By abandoning old Rome and moving to the
Greek East, Constantine indicated that the future of the Empire lay in the East.
The Byzantine Greeks almost ignored the developments in the Western Church,
where the bishop of Rome was the sole patriarch. True, the Eastern Church
acknowledged and honored the bishop of the old capital as the first among equals
(primus inter pares) in honor, but she did not consider him Pontifex Maximus
(chief bishop) or vicar of Christ on earth. ...
After several confrontations between the Eastern and Western, or
Greek and Latin, churches, there came a crisis in the year 1054, which is the
traditional date of the great schism. The major problem in the dispute was the
Roman claim to primacy in arbitrating all matters of faith, morals, and
administration. The Greek East, which knew of no precedent for this claim, had
refused to accept it. ...
The two worlds were further divided as a result of the barbarism of
the Crusades and the brutalities they inflicted upon the Greek East. The
Crusaders’ "macabre expression of a pagan death-wish," in the words of a modern

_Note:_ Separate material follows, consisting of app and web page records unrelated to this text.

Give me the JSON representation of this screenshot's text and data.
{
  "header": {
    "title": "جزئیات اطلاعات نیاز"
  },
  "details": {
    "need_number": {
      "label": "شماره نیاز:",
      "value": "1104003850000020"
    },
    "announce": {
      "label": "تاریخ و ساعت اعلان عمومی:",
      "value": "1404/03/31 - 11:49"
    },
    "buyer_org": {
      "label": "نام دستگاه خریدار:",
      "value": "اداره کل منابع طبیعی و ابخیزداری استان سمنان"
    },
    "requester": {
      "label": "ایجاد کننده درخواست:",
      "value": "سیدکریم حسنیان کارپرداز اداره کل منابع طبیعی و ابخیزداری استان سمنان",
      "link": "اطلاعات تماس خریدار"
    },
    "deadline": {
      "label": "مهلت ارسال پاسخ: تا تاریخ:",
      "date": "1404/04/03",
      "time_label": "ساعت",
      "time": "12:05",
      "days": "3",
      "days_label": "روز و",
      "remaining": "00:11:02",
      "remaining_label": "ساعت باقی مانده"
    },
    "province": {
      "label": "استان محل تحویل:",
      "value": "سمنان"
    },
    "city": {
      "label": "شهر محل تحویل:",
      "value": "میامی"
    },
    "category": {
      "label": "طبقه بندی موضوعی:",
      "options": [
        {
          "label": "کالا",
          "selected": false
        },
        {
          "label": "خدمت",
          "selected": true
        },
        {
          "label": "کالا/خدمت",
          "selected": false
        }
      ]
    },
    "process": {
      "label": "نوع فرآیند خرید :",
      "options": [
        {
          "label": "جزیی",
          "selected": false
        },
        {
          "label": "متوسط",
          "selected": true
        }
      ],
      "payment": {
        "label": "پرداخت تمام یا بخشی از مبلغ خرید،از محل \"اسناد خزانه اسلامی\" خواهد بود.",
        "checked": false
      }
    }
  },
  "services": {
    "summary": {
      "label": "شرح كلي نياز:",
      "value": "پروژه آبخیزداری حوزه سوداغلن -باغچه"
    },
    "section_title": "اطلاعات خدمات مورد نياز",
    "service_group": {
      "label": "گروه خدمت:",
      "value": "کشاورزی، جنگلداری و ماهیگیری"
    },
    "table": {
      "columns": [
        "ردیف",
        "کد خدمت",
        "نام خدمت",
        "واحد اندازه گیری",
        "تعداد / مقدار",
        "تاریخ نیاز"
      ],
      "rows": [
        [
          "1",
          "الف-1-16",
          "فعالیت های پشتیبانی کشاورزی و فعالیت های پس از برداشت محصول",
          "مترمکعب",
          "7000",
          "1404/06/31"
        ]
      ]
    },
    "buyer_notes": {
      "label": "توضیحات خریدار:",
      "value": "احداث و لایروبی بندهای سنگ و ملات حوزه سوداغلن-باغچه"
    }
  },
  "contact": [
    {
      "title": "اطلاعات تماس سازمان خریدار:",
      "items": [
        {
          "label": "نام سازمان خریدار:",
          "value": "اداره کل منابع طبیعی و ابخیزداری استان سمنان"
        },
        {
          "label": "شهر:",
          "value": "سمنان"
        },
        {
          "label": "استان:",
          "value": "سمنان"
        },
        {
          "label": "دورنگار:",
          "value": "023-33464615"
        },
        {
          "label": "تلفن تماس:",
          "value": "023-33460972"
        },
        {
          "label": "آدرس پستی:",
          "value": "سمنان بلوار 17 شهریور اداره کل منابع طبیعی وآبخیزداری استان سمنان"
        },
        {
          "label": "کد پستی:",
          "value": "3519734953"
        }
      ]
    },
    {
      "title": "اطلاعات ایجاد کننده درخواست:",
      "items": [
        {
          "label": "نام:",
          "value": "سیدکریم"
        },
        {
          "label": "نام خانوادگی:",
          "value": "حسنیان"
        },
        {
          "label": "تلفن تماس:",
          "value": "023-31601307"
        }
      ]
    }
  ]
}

Western historian, brought the final rupture between Roman Catholicism and Greek